Dr. Chartier emphasizes that waste is not only bad in itself, but because it leads to more waste. When one patient’s time is wasted by getting testing that they did not need, it means that someone who truly needed the testing now has to wait longer. A bottleneck builds up, contributing to the emergency department’s long wait times. Imagine having to wait less for medical care if only physicians and patients had these important conversations!

He says one of the biggest challenges in confronting unnecessary care is that both physicians and patients enter the encounter with certain expectations. Since “more is better” is the default cultural belief, it is assumed that both parties also believe it. What often happens is that the patient insists on receiving the treatment they believe they need without having a full understanding (nearly half of patients expect a drug prescription when they visit a doctor’s office) or that the physician provides treatment they are familiar with, out of habit and/or to avoid potential malpractice lawsuits.
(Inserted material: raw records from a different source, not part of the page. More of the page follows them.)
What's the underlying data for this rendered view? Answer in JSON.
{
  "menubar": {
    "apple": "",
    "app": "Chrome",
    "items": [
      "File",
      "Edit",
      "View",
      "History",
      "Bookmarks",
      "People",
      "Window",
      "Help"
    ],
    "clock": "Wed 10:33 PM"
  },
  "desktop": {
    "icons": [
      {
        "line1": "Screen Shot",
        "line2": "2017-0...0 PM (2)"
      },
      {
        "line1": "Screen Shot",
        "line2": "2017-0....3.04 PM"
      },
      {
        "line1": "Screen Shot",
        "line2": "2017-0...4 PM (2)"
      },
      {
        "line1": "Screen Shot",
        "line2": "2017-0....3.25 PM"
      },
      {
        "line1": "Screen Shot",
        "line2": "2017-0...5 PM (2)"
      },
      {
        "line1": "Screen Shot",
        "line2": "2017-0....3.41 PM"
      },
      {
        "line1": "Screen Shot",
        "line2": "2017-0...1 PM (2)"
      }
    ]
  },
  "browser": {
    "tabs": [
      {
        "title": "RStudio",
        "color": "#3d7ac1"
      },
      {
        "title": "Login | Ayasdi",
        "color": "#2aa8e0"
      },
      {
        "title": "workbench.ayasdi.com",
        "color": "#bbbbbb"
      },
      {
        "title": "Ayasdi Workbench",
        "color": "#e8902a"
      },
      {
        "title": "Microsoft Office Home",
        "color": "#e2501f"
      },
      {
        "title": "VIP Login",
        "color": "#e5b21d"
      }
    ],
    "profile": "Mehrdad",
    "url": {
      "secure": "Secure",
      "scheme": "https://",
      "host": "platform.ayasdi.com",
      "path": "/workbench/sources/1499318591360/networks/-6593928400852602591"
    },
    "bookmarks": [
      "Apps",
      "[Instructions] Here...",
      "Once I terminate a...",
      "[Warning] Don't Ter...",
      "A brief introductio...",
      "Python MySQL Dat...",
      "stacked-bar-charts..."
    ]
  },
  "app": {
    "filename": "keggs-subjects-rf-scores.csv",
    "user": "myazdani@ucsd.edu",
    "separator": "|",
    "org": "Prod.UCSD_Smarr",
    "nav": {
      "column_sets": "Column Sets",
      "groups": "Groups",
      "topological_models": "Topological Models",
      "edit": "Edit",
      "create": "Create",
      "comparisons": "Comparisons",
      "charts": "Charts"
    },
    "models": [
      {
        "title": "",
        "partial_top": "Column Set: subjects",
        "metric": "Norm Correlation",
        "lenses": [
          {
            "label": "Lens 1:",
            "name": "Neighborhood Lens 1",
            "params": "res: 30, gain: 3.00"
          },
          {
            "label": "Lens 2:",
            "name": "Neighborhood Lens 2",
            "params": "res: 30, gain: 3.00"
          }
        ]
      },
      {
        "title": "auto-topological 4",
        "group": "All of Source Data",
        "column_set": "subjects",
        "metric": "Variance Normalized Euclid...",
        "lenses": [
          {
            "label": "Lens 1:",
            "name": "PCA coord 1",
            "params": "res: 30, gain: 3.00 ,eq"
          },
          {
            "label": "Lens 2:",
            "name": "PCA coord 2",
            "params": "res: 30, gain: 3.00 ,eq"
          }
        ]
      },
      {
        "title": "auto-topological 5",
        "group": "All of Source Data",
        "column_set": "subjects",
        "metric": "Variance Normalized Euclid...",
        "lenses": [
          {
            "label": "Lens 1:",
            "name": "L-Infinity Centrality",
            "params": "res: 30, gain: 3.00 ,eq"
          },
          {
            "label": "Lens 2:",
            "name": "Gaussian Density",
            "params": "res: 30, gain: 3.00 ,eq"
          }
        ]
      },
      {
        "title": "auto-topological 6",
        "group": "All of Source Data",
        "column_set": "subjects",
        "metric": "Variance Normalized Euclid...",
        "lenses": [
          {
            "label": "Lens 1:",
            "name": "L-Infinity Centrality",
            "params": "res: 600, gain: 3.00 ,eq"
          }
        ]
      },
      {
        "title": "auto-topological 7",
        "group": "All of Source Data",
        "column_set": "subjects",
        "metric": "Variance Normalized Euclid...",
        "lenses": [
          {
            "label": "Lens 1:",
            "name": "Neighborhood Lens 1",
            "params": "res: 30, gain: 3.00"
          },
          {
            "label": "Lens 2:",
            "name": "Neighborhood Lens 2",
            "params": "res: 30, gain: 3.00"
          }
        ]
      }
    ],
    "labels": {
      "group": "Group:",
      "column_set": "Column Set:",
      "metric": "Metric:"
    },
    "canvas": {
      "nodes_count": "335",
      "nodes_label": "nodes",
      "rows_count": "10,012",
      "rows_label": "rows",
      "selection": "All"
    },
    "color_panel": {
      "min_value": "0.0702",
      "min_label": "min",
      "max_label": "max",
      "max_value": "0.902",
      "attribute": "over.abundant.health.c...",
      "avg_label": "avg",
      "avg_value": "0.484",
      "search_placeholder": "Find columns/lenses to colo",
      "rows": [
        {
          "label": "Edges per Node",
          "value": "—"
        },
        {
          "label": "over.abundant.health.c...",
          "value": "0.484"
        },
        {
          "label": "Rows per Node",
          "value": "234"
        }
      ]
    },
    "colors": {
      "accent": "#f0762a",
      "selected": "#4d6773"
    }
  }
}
So how can you avoid unnecessary care? Both CWC and Dr. Chartier agree that the key is open dialogue. We must have more conversation with our healthcare providers. This can be difficult if you don’t know what to say, but CWC has listed four questions you can ask to get started:

  1. Do I really need this test, treatment or procedure?
  2. What are the downsides?
  3. Are there simpler, safer options?
  4. What happens if I do nothing?

These questions should be enough to get the ball rolling, and remember that you should always feel comfortable with your healthcare provider. By having these conversations, everyone can ensure that medical care is administered according to actual patient needs and we can move past the “more is better” belief in the healthcare.

Want to learn more? Check out the Choosing Wisely Canada website and this video called “Do More Screening Tests Lead to Better Health?” from their YouTube channel!